Dingell ‘very concerned’ about lowering threshold for stimulus
Rep. Debbie DingellDeborah (Debbie) Ann DingellDingell ‘very concerned’ about lowering threshold for stimulus Existing technology can eliminate drunk driving Democrats to levy fines on maskless lawmakers on House floor MORE (D-Mich.) said on Sunday that she was “very concerned” about the income limit to receive a stimulus payment potentially being lowered.
Appearing on CNN’s “Inside Politics,” Dingell told host Abby Phillips that she agreed with Sen. Bernie SandersBernie SandersJesse Jackson undergoes gallbladder surgery Dingell ‘very concerned’ about lowering threshold for stimulus What I learned in 19 weeks of working with progressive Democrats MORE (I-Vt.) and his concerns regarding potential concessions in the coronavirus relief bill.
“I strongly oppose lowering income eligibility for direct payments from $75,000 to $50,000 for individuals and $150,000 to $100,000 for couples,” Sanders tweeted last night. “In these difficult times, ALL working class people deserve the full $1,400. Last I heard, someone making $55,000 a year is not “rich.”
“You know, he is right and I’m very concerned about — we don’t know the details, again, people are still speculating,” Dingell said.
“But the fact of the matter is I have people that work at the University of Michigan that have been lab assistants whose income was much higher a year ago and they’re making zero now, and yet it’s based on a taxable level. We need to figure out how we are really helping those that need help,” Dingell added.

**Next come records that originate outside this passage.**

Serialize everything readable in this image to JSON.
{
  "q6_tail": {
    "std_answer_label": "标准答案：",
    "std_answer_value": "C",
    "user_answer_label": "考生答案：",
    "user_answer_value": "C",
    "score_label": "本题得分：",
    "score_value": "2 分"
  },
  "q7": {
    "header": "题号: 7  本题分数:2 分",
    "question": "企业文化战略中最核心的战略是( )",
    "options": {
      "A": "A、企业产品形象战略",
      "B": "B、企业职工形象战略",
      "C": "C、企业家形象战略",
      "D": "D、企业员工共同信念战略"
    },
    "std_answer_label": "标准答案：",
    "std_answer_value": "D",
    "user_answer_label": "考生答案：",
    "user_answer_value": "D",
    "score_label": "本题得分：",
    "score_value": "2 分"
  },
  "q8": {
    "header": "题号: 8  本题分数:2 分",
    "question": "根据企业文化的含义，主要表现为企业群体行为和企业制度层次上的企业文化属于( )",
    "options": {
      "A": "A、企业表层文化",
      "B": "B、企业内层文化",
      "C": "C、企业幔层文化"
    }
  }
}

Congress is mulling tightening eligibility requirements for the $1,400 direct payment checks and the White House said President Biden is open to negotiating those requirements but Democrats haven’t come to an agreement on what, if any, changes should be made.
Dingell also said Sunday she would be “one of the loudest screamers” when it came to raising the minimum wage.

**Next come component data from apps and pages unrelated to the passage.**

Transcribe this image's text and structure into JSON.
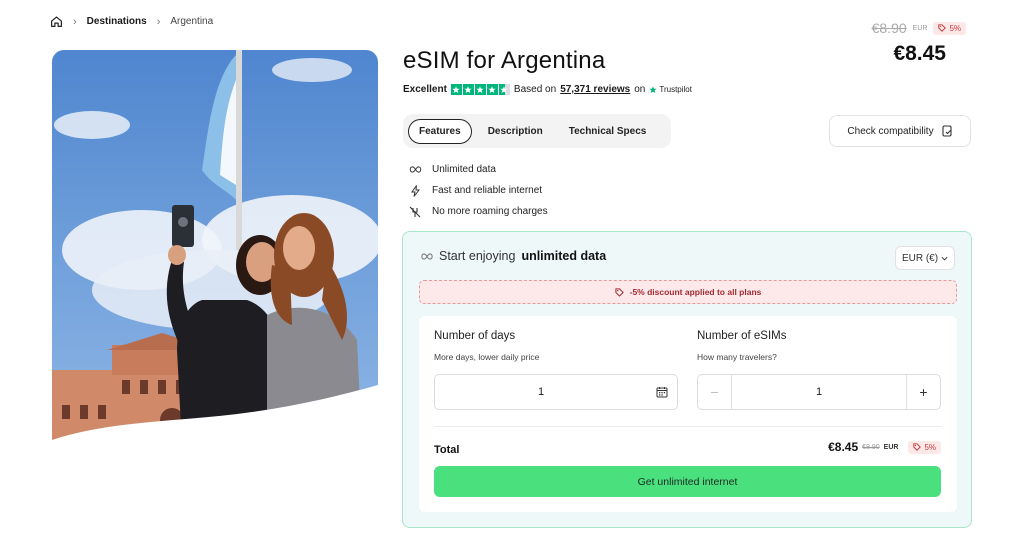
{
  "breadcrumb": {
    "home_icon": "home-icon",
    "items": [
      "Destinations",
      "Argentina"
    ]
  },
  "product": {
    "title": "eSIM for Argentina",
    "rating": {
      "label": "Excellent",
      "based_on": "Based on",
      "reviews": "57,371 reviews",
      "on": "on",
      "provider": "Trustpilot",
      "stars": 4.5
    }
  },
  "price": {
    "old": "€8.90",
    "old_currency": "EUR",
    "discount": "5%",
    "current": "€8.45"
  },
  "tabs": [
    "Features",
    "Description",
    "Technical Specs"
  ],
  "check_compatibility": "Check compatibility",
  "features": [
    {
      "icon": "infinity-icon",
      "text": "Unlimited data"
    },
    {
      "icon": "lightning-icon",
      "text": "Fast and reliable internet"
    },
    {
      "icon": "no-roaming-icon",
      "text": "No more roaming charges"
    }
  ],
  "plan": {
    "heading_prefix": "Start enjoying",
    "heading_bold": "unlimited data",
    "currency_select": "EUR (€)",
    "discount_notice": "-5% discount applied to all plans",
    "days": {
      "title": "Number of days",
      "subtitle": "More days, lower daily price",
      "value": "1"
    },
    "esims": {
      "title": "Number of eSIMs",
      "subtitle": "How many travelers?",
      "value": "1",
      "minus": "−",
      "plus": "+"
    },
    "total": {
      "label": "Total",
      "price": "€8.45",
      "old": "€8.90",
      "currency": "EUR",
      "discount": "5%"
    },
    "cta": "Get unlimited internet"
  },
  "colors": {
    "accent_green": "#4ae07e",
    "trustpilot_green": "#00b67a",
    "panel_bg": "#eef8f9",
    "discount_red": "#c43a3a"
  }
}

Progressive lawmakers have pushed for the federal minimum wage to be increased to $15 an hour as part of Biden’s $1.9 trillion stimulus bill. Biden said on Friday that he does not expect the pay raise to make it as part of the bill, though he said he would push for it in a separate piece of legislation.
“The fact of the matter is if you look at who has kept us together these last almost a year now since COVID hit, it’s people we haven’t thought were worth paying $15 an hour,” Dingell said. “We need to pay people what their worth is and their worth in this society means they should be paying a minimum wage that keeps them below the poverty line — above the poverty line. Above.”